Thus was the Chitling Test of Intelligence born. The original test had 30 questions, but most Internet sites give only the shorter, 15-question version of the test, which was probably the version that went over like a fart in church down in Anne Arundel County recently.

According to an article in The Baltimore Sun from Friday, October 11, 2013, “Arundel High School teachers showed juniors and seniors the 1971 Chitling Test of Intelligence, created by African American sociologist Adrian Dove to demonstrate cultural differences between races.”

Reporter Joe Burris wrote that “the 15-question test, however, contains

inflammatory language that some find offensive.” Burris cited as an example the question that asked “What are the Dixie Hummingbirds?”

The five multiple-choice answers given were these: (9a.) part of the KKK, (b.) a swamp disease, (c.) a modern gospel group, (d.) a Mississippi Negro paramilitary group, (e.) Deacons.

Sorry, but I find nothing either inflammatory or offensive about the question. Not so with some of the others, which indeed might well have been either or both.

Take question six, which immediately preceded the one about the Dixie Hummingbirds.

“Cheap chitlings (not the kind you purchase at a frozen food counter) will taste rubbery unless they are cooked long enough. How soon can you quit cooking them to eat and enjoy them?”

The multiple-choice answers given are these: (a) 45 minutes, (b) two hours, (c) 24 hours, (d) one week (on a low flame), (e) one hour.

It’s not that I don’t have the slightest idea what the correct answer is; it’s that I really don’t care.

And how dare Dove assume— I don’t care that it was way back in 1971— that all black folks just kind of know, implicitly, the proper cooking time for “cheap chitlings”?

I wasn’t all that thrilled by question eight either.

“If you throw the dice and seven is showing on top, what is facing down?”

The multiple-choice answers are these: (a) seven, (b) snake eyes, (c) boxcars, (d) little Joes, (e) 11.

So, in Dove’s view circa 1971, it was a cultural imperative for black folks to participate in crap games on a regular basis?

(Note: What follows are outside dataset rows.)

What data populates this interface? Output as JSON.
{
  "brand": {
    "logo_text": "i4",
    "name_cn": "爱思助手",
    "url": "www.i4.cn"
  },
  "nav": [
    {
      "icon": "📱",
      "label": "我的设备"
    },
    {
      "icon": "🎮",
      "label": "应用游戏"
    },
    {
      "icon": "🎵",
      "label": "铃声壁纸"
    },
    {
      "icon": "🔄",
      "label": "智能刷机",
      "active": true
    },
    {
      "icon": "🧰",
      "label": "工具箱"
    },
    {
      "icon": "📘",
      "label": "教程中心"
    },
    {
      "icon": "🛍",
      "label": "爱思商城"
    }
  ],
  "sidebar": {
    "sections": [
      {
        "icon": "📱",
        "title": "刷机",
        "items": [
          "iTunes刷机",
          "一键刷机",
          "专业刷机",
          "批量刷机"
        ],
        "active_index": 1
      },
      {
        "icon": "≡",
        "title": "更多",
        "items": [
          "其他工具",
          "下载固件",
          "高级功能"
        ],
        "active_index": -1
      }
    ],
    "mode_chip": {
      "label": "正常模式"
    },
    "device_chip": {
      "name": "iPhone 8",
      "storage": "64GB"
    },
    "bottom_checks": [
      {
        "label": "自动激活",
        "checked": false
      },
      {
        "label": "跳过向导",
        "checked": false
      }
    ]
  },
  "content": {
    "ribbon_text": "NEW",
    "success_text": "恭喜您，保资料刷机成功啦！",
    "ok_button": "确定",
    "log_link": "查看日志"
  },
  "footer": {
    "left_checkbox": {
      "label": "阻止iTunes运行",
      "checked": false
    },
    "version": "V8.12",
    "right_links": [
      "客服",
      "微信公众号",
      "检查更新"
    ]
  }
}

The most inflammatory and offensive question would have to be number 13, which read like this:

“Hattie Mae Johnson is on the County. She has four children and her husband is now in jail for non-support, as he was unemployed and not able to give her any money. Her welfare check is now $286 per month. Last night she went out with the highest player in town. If she got pregnant, then nine months from now how much more will her welfare check be?”

I won’t even bother to give the five multiple-choice answers. With one question Dove, though black himself, managed to reinforce every white racist stereotype about promiscuous black women, deadbeat black fathers and those freeloading blacks living it up on welfare, at the expense of white folks, of course.

Jacqueline Boone Allsup, the president of the Anne Arundel County branch of the NAACP, is quoted in Burris’ story as saying, “To look at the test and see what it says, we were quite alarmed because of the impact it would have on students, how it could affect their self-esteem and the way they view themselves.”

Ah, there is so much more wrong with this test than that, Ms. Allsup.